What is needed -
Only a number is wanted: how many lines in the records below contain "name"?

::::::::

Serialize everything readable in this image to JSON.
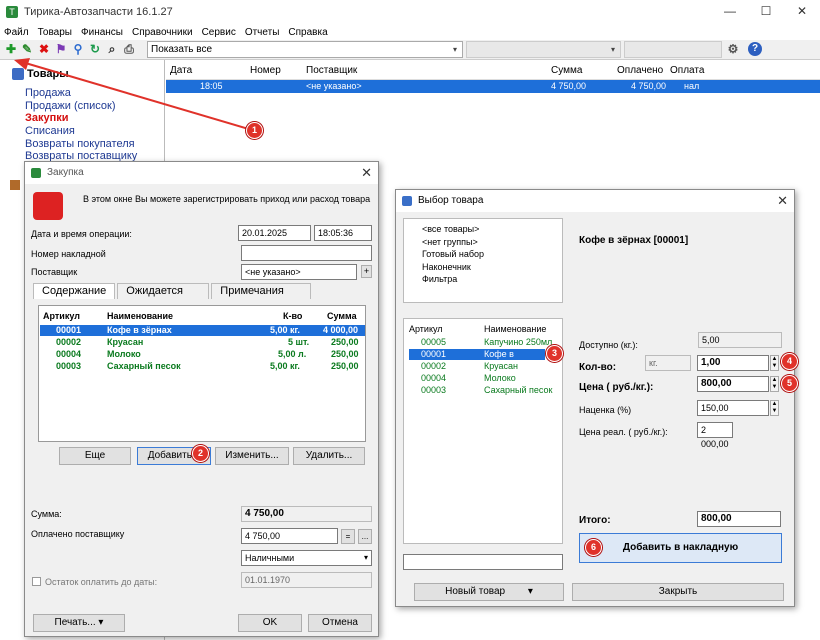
{
  "app": {
    "title": "Тирика-Автозапчасти 16.1.27",
    "win_min": "—",
    "win_max": "☐",
    "win_close": "✕"
  },
  "menu": [
    "Файл",
    "Товары",
    "Финансы",
    "Справочники",
    "Сервис",
    "Отчеты",
    "Справка"
  ],
  "toolbar": {
    "filter_value": "Показать все",
    "filter_arrow": "▾"
  },
  "nav": {
    "header": "Товары",
    "items": [
      "Продажа",
      "Продажи (список)",
      "Закупки",
      "Списания",
      "Возвраты покупателя",
      "Возвраты поставщику"
    ]
  },
  "grid": {
    "columns": [
      "Дата",
      "Номер",
      "Поставщик",
      "Сумма",
      "Оплачено",
      "Оплата"
    ],
    "row": {
      "time": "18:05",
      "supplier": "<не указано>",
      "sum": "4 750,00",
      "paid": "4 750,00",
      "payment": "нал"
    }
  },
  "purchase": {
    "title": "Закупка",
    "info": "В этом окне Вы можете зарегистрировать приход или расход товара",
    "date_label": "Дата и время операции:",
    "date": "20.01.2025",
    "time": "18:05:36",
    "invoice_label": "Номер накладной",
    "supplier_label": "Поставщик",
    "supplier_value": "<не указано>",
    "plus": "+",
    "tabs": [
      "Содержание",
      "Ожидается",
      "Примечания"
    ],
    "table_headers": [
      "Артикул",
      "Наименование",
      "К-во",
      "Сумма"
    ],
    "rows": [
      {
        "code": "00001",
        "name": "Кофе в зёрнах",
        "qty": "5,00 кг.",
        "sum": "4 000,00"
      },
      {
        "code": "00002",
        "name": "Круасан",
        "qty": "5 шт.",
        "sum": "250,00"
      },
      {
        "code": "00004",
        "name": "Молоко",
        "qty": "5,00 л.",
        "sum": "250,00"
      },
      {
        "code": "00003",
        "name": "Сахарный песок",
        "qty": "5,00 кг.",
        "sum": "250,00"
      }
    ],
    "btn_more": "Еще",
    "btn_add": "Добавить...",
    "btn_edit": "Изменить...",
    "btn_delete": "Удалить...",
    "sum_label": "Сумма:",
    "sum_value": "4 750,00",
    "paid_label": "Оплачено поставщику",
    "paid_value": "4 750,00",
    "pay_method": "Наличными",
    "remain_label": "Остаток оплатить до даты:",
    "remain_date": "01.01.1970",
    "btn_print": "Печать...",
    "btn_ok": "OK",
    "btn_cancel": "Отмена"
  },
  "select": {
    "title": "Выбор товара",
    "groups": [
      "<все товары>",
      "<нет группы>",
      "Готовый набор",
      "Наконечник",
      "Фильтра"
    ],
    "list_headers": [
      "Артикул",
      "Наименование"
    ],
    "items": [
      {
        "code": "00005",
        "name": "Капучино 250мл"
      },
      {
        "code": "00001",
        "name": "Кофе в зёрнах"
      },
      {
        "code": "00002",
        "name": "Круасан"
      },
      {
        "code": "00004",
        "name": "Молоко"
      },
      {
        "code": "00003",
        "name": "Сахарный песок"
      }
    ],
    "product_title": "Кофе в зёрнах  [00001]",
    "avail_label": "Доступно (кг.):",
    "avail_value": "5,00",
    "qty_label": "Кол-во:",
    "unit": "кг.",
    "qty_value": "1,00",
    "price_label": "Цена ( руб./кг.):",
    "price_value": "800,00",
    "markup_label": "Наценка (%)",
    "markup_value": "150,00",
    "retail_label": "Цена реал. ( руб./кг.):",
    "retail_value": "2 000,00",
    "total_label": "Итого:",
    "total_value": "800,00",
    "btn_add_invoice": "Добавить в накладную",
    "btn_new": "Новый товар",
    "btn_close": "Закрыть"
  },
  "badges": [
    "1",
    "2",
    "3",
    "4",
    "5",
    "6"
  ]
}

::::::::

Task solution -
9